This influx of extra nitrogen has caused serious distortions of the natural nutrient cycle, especially where intensive agriculture and high fossil fuel use coincide. In some parts of northern Europe, for example, forests are receiving 10 times the natural levels of nitrogen from airborne deposition , while coastal rivers in the northeastern United States and northern Europe are receiving as much as 20 times the natural amount from both agricultural and airborne sources . Nitrate levels in many Norwegian lakes have doubled in less than a decade . Although many of the nitrogen trouble spots tend to be in North America and Europe, the threat of nitrogen overload is global in scope, as both fertilizer use and energy use are growing quickly in the developing world. In fact, global nitrogen deposition may as much as double in the next 25 years as agriculture and energy use continue to intensify .
The effects of this surfeit of nutrients reach into every environmental domain, threatening air and water quality and disrupting the health of terrestrial and aquatic ecosystems. Natural systems may be able to absorb a limited amount of additional nitrogen by producing more plant mass, just as garden vegetables do when fertilized. Atmospheric deposition of nitrogen emissions on some heavily cut forests in North America and Europe seems to have spurred additional growth in this manner. But there is a limit to the amount of nitrogen that natural systems can take up; beyond this level, serious harm can ensue. In terrestrial ecosystems, nitrogen saturation can disrupt soil chemistry, leading to loss of other soil nutrients such as calcium, magnesium, and potassium and ultimately to a decline in fertility .
Excess nitrogen can also wreak havoc with the structure of ecosystems, affecting the number and kind of species found. Researchers in the United Kingdom and the United States have found that applying nitrogen fertilizer to grasslands enables a few nitrogen-responsive grass species to dominate, while others disappear. In one British experiment, this effect led to a fivefold reduction in the number of species in the most heavily fertilized plots  . In the Netherlands, where nitrogen deposition rates are among the highest in the world, whole ecosystems have been altered because of this shift in dominant plants, with species-rich heathlands being converted to species-poor forests and grasslands that better accommodate the nitrogen load .
References and notes

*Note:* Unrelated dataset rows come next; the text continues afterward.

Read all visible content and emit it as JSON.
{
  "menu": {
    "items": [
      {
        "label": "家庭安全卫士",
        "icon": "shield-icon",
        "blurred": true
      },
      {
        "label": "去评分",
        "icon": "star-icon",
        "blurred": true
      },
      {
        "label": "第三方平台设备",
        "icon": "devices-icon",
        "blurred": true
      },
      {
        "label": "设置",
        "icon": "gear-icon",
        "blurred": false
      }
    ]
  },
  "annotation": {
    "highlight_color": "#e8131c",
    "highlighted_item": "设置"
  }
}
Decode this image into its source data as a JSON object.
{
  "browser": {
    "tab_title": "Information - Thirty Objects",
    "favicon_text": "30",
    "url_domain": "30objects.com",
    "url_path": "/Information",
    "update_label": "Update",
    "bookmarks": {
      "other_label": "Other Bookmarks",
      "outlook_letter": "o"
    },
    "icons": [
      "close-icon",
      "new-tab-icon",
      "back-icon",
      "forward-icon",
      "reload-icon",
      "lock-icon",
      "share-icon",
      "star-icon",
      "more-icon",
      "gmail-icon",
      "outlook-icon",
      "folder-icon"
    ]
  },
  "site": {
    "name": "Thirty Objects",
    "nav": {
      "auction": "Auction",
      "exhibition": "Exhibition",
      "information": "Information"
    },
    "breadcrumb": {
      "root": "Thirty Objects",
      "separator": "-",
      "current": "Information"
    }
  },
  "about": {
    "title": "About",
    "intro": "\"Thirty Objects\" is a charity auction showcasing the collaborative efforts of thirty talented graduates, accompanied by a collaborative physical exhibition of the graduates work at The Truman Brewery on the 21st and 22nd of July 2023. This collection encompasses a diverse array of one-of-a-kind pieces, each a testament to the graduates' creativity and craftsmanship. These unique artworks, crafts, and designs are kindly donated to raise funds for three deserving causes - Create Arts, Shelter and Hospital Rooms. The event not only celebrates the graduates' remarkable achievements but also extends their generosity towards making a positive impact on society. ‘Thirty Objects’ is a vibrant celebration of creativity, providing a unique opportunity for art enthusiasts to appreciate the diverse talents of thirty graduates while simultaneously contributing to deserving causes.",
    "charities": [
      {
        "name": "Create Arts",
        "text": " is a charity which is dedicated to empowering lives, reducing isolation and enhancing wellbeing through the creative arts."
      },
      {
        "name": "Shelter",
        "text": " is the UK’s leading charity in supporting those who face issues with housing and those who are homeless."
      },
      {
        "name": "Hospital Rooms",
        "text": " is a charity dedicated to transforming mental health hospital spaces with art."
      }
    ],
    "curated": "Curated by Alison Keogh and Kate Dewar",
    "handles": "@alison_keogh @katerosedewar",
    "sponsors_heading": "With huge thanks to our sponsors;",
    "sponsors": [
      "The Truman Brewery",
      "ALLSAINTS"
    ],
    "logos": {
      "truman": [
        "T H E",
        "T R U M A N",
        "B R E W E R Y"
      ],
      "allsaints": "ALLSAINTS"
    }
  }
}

1. Peter M. Vitousek et al., “Human Alteration of the Global Nitrogen Cycle: Causes and Consequences,” Issues In Ecology, No. 1 (February 1997), p. 2.
2. Thomas E. Jordan and Donald E. Weller, “Human Contributions to Terrestrial Nitrogen Flux: Assessing the Sources and Fates of Anthropogenic Fixed Nitrogen,” BioScience, Vol. 46, No. 9 (1996), p. 665.
3. Gregory P. Asner, Timothy R. Seastedt, and Alan R. Townsend, “The Decoupling of Terrestrial Carbon and Nitrogen Cycles: HumanInfluences on Land Cover and Nitrogen Supply Are Altering Natural Biogeochemical Links in the Biosphere,” BioScience, Vol.47, No. 4 (1997), p. 232.
4. Op. cit. 1, pp. 5-6.
5. Fred Pearce, “Planet Earth Is Drowning in Nitrogen,” New Scientist (April 12, 1997), p. 10.
6. Op. cit. 1, p. 10.
7. Op. cit. 1, p. 10.
8. Op. cit. 3, p. 228.
9. Op. cit. 1, pp. 7-9.
10. Op. cit. 1, pp. 9-10.
11. David Wedin and David Tilman, “Influence of Nitrogen Loading and Species Composition on Carbon Balance of Grasslands,” Science, Vol. 274 (1996), pp. 1720-1721.
12. Op. cit. 1, pp. 9-10.